Chapter 3. The Affirmative Development of Academic Ability: In Pursuit of Social Justice. (Edmund W. Gordon & Beatrice L. Bridglall).

Chapter 4. The Affirmative Development of Academic Ability: A Response to Edmund Gordon. (Carol D. Lee).

Part Two US Implications of Brown v. Board of Education.

Chapter 5. Linguistic Considerations Pertaining to Brown vs. Board: Exposing Racial Fallacies in the New Millennium. (John Baugh).

Chapter 6. Response: Preparation, Pedagogy, Policy, and Power: Brown The King Case, And The Struggle For Equal Language Rights. (Arnetha F. Ball & H. Samy Alim).

Chapter 7. The Linguistic Isolation of Hispanic Students in California’s Public Schools: The Challenge of Reintegration. (Bernard R. Gifford & Guadalupe Valdes).

Chapter 8. A Response to “The Linguistic Isolation of Hispanic Students in California’s Public Schools. (Robert T. Jimenez).

Chapter 9. Looking for Educational Equity: The Consequences of Relying on Brown. (Kris D. Gutierrez & Nathalia E. Jaramillo).

Chapter 10. A Multivoiced Response to The Call for An Equity-Based Framework. (Yolanda J. Majors & Sana Ansari).

Part Three Comparative Reflections on Brown v. Board of Education.

Chapter 11. The Ties that Bind: Race and Restitution in Education Law and Policy in South Africa and The United Sates of America. (Jonathan D. Jansen).

Chapter 12. The Ties That Bind: A Response to Jonathan Jansen. (Chika Trevor Sehoole).

Chapter 13. Brown v. Board of Education: South Africa Perspective. (Neville Alexander).

Chapter 14. Response: Brown v. Board: With all Deliberate Speed? (Monica Hendricks).

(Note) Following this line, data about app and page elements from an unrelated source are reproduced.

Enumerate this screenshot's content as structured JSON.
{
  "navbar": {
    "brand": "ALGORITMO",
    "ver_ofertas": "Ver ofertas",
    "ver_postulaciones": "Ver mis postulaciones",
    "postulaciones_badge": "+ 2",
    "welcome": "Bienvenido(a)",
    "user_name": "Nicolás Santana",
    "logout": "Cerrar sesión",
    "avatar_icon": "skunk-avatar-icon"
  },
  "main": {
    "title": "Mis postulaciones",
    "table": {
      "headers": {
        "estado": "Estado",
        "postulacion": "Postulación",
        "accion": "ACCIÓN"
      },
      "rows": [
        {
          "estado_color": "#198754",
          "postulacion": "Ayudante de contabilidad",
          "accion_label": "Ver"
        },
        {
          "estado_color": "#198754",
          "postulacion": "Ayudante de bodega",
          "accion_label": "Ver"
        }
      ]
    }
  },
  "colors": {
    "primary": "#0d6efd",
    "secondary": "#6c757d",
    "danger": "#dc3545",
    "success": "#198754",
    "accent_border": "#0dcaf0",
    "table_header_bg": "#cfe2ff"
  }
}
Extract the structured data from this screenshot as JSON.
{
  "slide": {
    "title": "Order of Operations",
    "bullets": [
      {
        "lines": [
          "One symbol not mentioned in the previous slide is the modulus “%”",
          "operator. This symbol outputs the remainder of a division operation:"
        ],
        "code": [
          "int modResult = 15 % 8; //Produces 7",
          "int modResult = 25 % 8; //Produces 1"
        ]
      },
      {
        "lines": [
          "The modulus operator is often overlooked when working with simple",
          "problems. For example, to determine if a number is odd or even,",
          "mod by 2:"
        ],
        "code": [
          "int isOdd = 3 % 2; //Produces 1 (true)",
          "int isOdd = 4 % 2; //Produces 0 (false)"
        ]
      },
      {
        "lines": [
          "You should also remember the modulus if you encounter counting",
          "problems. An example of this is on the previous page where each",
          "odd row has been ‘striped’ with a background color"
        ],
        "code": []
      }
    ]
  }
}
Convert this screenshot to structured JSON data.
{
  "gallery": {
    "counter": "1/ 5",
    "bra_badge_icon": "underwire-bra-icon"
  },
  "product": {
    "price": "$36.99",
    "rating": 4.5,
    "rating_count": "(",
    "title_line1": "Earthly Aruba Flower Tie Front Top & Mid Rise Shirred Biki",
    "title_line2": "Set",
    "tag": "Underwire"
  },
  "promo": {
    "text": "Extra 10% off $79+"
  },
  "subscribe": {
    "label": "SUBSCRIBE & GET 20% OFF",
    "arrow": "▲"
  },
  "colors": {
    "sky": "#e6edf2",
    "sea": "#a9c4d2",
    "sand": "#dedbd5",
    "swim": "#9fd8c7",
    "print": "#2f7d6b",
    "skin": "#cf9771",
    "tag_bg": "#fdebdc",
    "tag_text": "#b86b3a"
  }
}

Part Four Looking Forward: Pressing Challenges That Lie Ahead.

Chapter 15. The Meaning of Brown…For Now. (Gloria Ladson-Billings).

Chapter 16. Response: The Premise of Black Inferiority: an Enduring Obstacle Fifty Years Post-Brown. (Carla O’Connor).

Chapter 17. “If justice is Our Objective”: Diaspora Literacy, Heritage Knowledge, and the Praxis of Critical Studyin’ For Human Freedom. (Joyce E. King).

Chapter 18. Response: Building a Literocracy: Diaspora Literacy and Heritage Knowledge in Participatory Literacy Communities. (Maisha T. Fisher).

Epilogue: The Implications of Brown v. Board of Education in and Increasingly Diverse Society. (Kenji Hakuta).

Subject and Name Index.


  • Edited by a leading figure in the field, this is an engaging assessment of Brown v. Board of Education from a literary perspective.
  • Examines the history, politics, and culture of the institution.
  • Features primary chapters from senior scholars, and commentaries by junior scholars.
  • Contributors include Edmund Gordon, Beatrice Bridgall, John Baugh, Kris Gutierrez, Joyce King, Gloria Ladson-Billings, James Anderson, and Guadalupe Valdes.